    By next month, 50 such counsellors will be deployed to schools, and the ministry will have a total of 100 of them by next year.

    Film-maker Royston Tan, 39, one of the partners in the network, hopes to get students to be more hands-on under the scheme.

    "I usually give talks in schools, but under this scheme I'd like to customise programmes and work with a select group of students who have an interest in the arts," he said.

    He added that he hopes to get some students to shoot videos and interview their grandparents for story ideas.

    Dining chain Timbre Group's co-founder and managing director Edward Chia, 31, who is also on the scheme, said he hopes to reach out to parents, too.

    "It's important to build a conducive environment for children to pursue alternative routes," he said.

    Mr Chia, who co-founded live music venue Timbre when he was 21, before entering university, added: "I would not be doing a lot of what I'm doing now if my parents were not supportive."

    Rocket scientist Bidushi Bhattacharya, 50, who had spent years working with the National Aeronautics and Space Administration in United States, hopes to get students interested in science technology, engineering and mathematics through space technology development.

    She said: "I hope to get students to work on a small satellite. The students, from the primary to junior college and polytechnic levels can contribute what they can."

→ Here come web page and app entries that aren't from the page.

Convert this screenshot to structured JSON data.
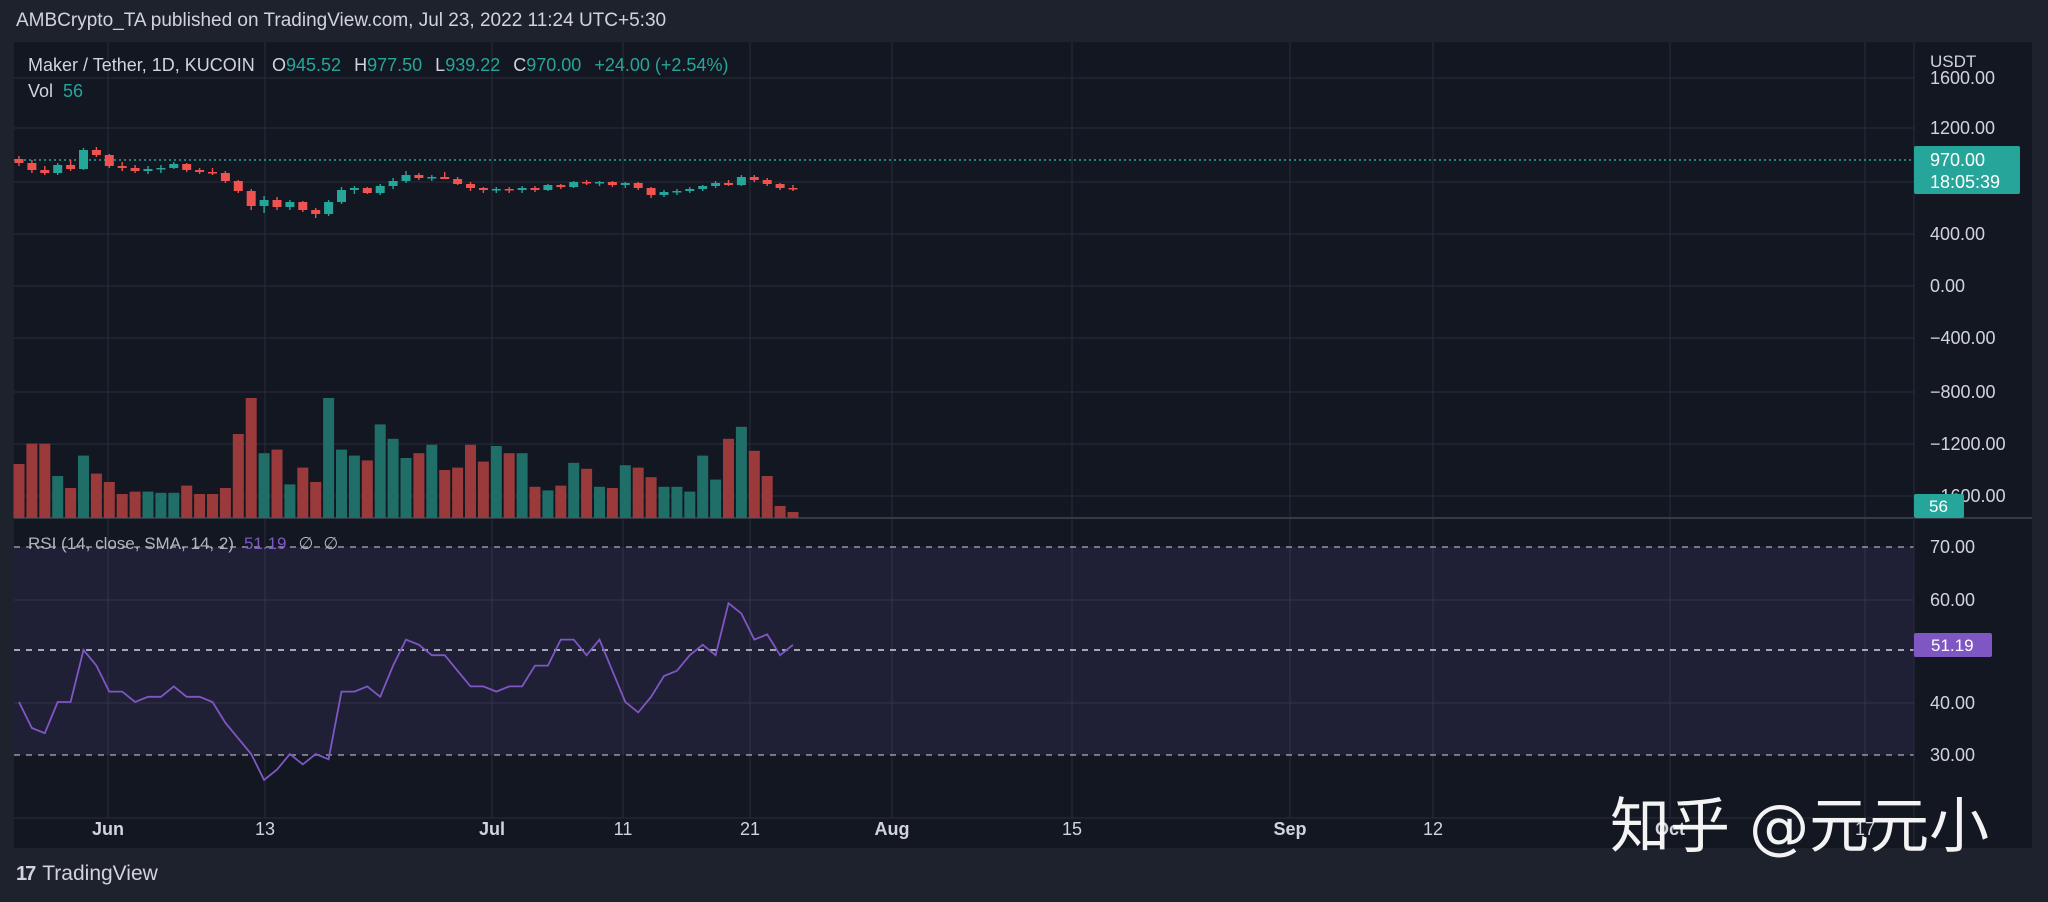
{
  "publish_line": "AMBCrypto_TA published on TradingView.com, Jul 23, 2022 11:24 UTC+5:30",
  "footer": {
    "brand": "TradingView",
    "brand_mark": "17"
  },
  "watermark": "知乎 @元元小",
  "colors": {
    "up": "#26a69a",
    "down": "#ef5350",
    "vol_up": "#1f6e68",
    "vol_down": "#9b3a3b",
    "rsi": "#7e57c2",
    "bg": "#131722",
    "frame": "#1e222d",
    "grid": "#2a2e39",
    "text": "#d1d4dc"
  },
  "legend": {
    "symbol": "Maker / Tether, 1D, KUCOIN",
    "o_label": "O",
    "o_value": "945.52",
    "h_label": "H",
    "h_value": "977.50",
    "l_label": "L",
    "l_value": "939.22",
    "c_label": "C",
    "c_value": "970.00",
    "change": "+24.00 (+2.54%)",
    "vol_label": "Vol",
    "vol_value": "56",
    "rsi_label": "RSI (14, close, SMA, 14, 2)",
    "rsi_value": "51.19",
    "rsi_na1": "∅",
    "rsi_na2": "∅"
  },
  "chart_data": [
    {
      "type": "candlestick",
      "title": "Maker / Tether, 1D, KUCOIN",
      "y_unit": "USDT",
      "y_ticks": [
        "1600.00",
        "1200.00",
        "400.00",
        "0.00",
        "−400.00",
        "−800.00",
        "−1200.00",
        "−1600.00"
      ],
      "last_price": "970.00",
      "countdown": "18:05:39",
      "x_ticks": [
        "Jun",
        "13",
        "Jul",
        "11",
        "21",
        "Aug",
        "15",
        "Sep",
        "12",
        "Oct",
        "17"
      ],
      "candles": [
        {
          "o": 1270,
          "h": 1300,
          "l": 1200,
          "c": 1230
        },
        {
          "o": 1230,
          "h": 1260,
          "l": 1130,
          "c": 1160
        },
        {
          "o": 1160,
          "h": 1200,
          "l": 1110,
          "c": 1130
        },
        {
          "o": 1130,
          "h": 1230,
          "l": 1110,
          "c": 1210
        },
        {
          "o": 1210,
          "h": 1260,
          "l": 1150,
          "c": 1170
        },
        {
          "o": 1170,
          "h": 1380,
          "l": 1160,
          "c": 1360
        },
        {
          "o": 1360,
          "h": 1390,
          "l": 1290,
          "c": 1310
        },
        {
          "o": 1310,
          "h": 1320,
          "l": 1180,
          "c": 1200
        },
        {
          "o": 1200,
          "h": 1240,
          "l": 1150,
          "c": 1180
        },
        {
          "o": 1180,
          "h": 1210,
          "l": 1130,
          "c": 1150
        },
        {
          "o": 1150,
          "h": 1200,
          "l": 1120,
          "c": 1170
        },
        {
          "o": 1170,
          "h": 1210,
          "l": 1130,
          "c": 1180
        },
        {
          "o": 1180,
          "h": 1240,
          "l": 1170,
          "c": 1220
        },
        {
          "o": 1220,
          "h": 1230,
          "l": 1140,
          "c": 1160
        },
        {
          "o": 1160,
          "h": 1180,
          "l": 1120,
          "c": 1140
        },
        {
          "o": 1140,
          "h": 1180,
          "l": 1110,
          "c": 1130
        },
        {
          "o": 1130,
          "h": 1150,
          "l": 1030,
          "c": 1050
        },
        {
          "o": 1050,
          "h": 1060,
          "l": 930,
          "c": 950
        },
        {
          "o": 950,
          "h": 970,
          "l": 760,
          "c": 800
        },
        {
          "o": 800,
          "h": 900,
          "l": 730,
          "c": 860
        },
        {
          "o": 860,
          "h": 890,
          "l": 760,
          "c": 790
        },
        {
          "o": 790,
          "h": 860,
          "l": 760,
          "c": 840
        },
        {
          "o": 840,
          "h": 850,
          "l": 740,
          "c": 760
        },
        {
          "o": 760,
          "h": 780,
          "l": 680,
          "c": 720
        },
        {
          "o": 720,
          "h": 860,
          "l": 700,
          "c": 840
        },
        {
          "o": 840,
          "h": 990,
          "l": 820,
          "c": 960
        },
        {
          "o": 960,
          "h": 1000,
          "l": 920,
          "c": 980
        },
        {
          "o": 980,
          "h": 990,
          "l": 920,
          "c": 930
        },
        {
          "o": 930,
          "h": 1020,
          "l": 910,
          "c": 1000
        },
        {
          "o": 1000,
          "h": 1080,
          "l": 970,
          "c": 1050
        },
        {
          "o": 1050,
          "h": 1150,
          "l": 1030,
          "c": 1110
        },
        {
          "o": 1110,
          "h": 1130,
          "l": 1060,
          "c": 1080
        },
        {
          "o": 1080,
          "h": 1110,
          "l": 1050,
          "c": 1090
        },
        {
          "o": 1090,
          "h": 1140,
          "l": 1070,
          "c": 1070
        },
        {
          "o": 1070,
          "h": 1090,
          "l": 1010,
          "c": 1020
        },
        {
          "o": 1020,
          "h": 1040,
          "l": 950,
          "c": 980
        },
        {
          "o": 980,
          "h": 990,
          "l": 930,
          "c": 960
        },
        {
          "o": 960,
          "h": 990,
          "l": 930,
          "c": 970
        },
        {
          "o": 970,
          "h": 990,
          "l": 930,
          "c": 960
        },
        {
          "o": 960,
          "h": 1000,
          "l": 930,
          "c": 980
        },
        {
          "o": 980,
          "h": 1000,
          "l": 940,
          "c": 960
        },
        {
          "o": 960,
          "h": 1020,
          "l": 950,
          "c": 1010
        },
        {
          "o": 1010,
          "h": 1020,
          "l": 970,
          "c": 990
        },
        {
          "o": 990,
          "h": 1050,
          "l": 980,
          "c": 1040
        },
        {
          "o": 1040,
          "h": 1060,
          "l": 1010,
          "c": 1030
        },
        {
          "o": 1030,
          "h": 1050,
          "l": 1000,
          "c": 1040
        },
        {
          "o": 1040,
          "h": 1050,
          "l": 990,
          "c": 1010
        },
        {
          "o": 1010,
          "h": 1040,
          "l": 980,
          "c": 1030
        },
        {
          "o": 1030,
          "h": 1040,
          "l": 960,
          "c": 980
        },
        {
          "o": 980,
          "h": 990,
          "l": 880,
          "c": 910
        },
        {
          "o": 910,
          "h": 960,
          "l": 890,
          "c": 940
        },
        {
          "o": 940,
          "h": 970,
          "l": 910,
          "c": 950
        },
        {
          "o": 950,
          "h": 990,
          "l": 930,
          "c": 970
        },
        {
          "o": 970,
          "h": 1010,
          "l": 950,
          "c": 1000
        },
        {
          "o": 1000,
          "h": 1050,
          "l": 980,
          "c": 1030
        },
        {
          "o": 1030,
          "h": 1060,
          "l": 1000,
          "c": 1010
        },
        {
          "o": 1010,
          "h": 1110,
          "l": 1000,
          "c": 1090
        },
        {
          "o": 1090,
          "h": 1110,
          "l": 1040,
          "c": 1060
        },
        {
          "o": 1060,
          "h": 1080,
          "l": 1000,
          "c": 1020
        },
        {
          "o": 1020,
          "h": 1030,
          "l": 960,
          "c": 980
        },
        {
          "o": 980,
          "h": 1010,
          "l": 950,
          "c": 970
        }
      ]
    },
    {
      "type": "bar",
      "title": "Vol",
      "last_value": "56",
      "values": [
        45,
        62,
        62,
        35,
        25,
        52,
        37,
        30,
        20,
        22,
        22,
        21,
        21,
        27,
        20,
        20,
        25,
        70,
        100,
        54,
        57,
        28,
        42,
        30,
        100,
        57,
        52,
        48,
        78,
        66,
        50,
        54,
        61,
        40,
        42,
        61,
        47,
        60,
        54,
        54,
        26,
        23,
        27,
        46,
        41,
        26,
        25,
        44,
        42,
        34,
        26,
        26,
        22,
        52,
        32,
        66,
        76,
        56,
        35,
        10,
        5
      ]
    },
    {
      "type": "line",
      "title": "RSI (14, close, SMA, 14, 2)",
      "last_value": "51.19",
      "y_ticks": [
        "70.00",
        "60.00",
        "40.00",
        "30.00"
      ],
      "band": [
        30,
        70
      ],
      "midline": 50,
      "values": [
        40,
        35,
        34,
        40,
        40,
        50,
        47,
        42,
        42,
        40,
        41,
        41,
        43,
        41,
        41,
        40,
        36,
        33,
        30,
        25,
        27,
        30,
        28,
        30,
        29,
        42,
        42,
        43,
        41,
        47,
        52,
        51,
        49,
        49,
        46,
        43,
        43,
        42,
        43,
        43,
        47,
        47,
        52,
        52,
        49,
        52,
        46,
        40,
        38,
        41,
        45,
        46,
        49,
        51,
        49,
        59,
        57,
        52,
        53,
        49,
        51
      ]
    }
  ]
}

    "The younger ones can come up with ideas for the small satellite, which usually just has a single purpose, such as having a camera attached to it."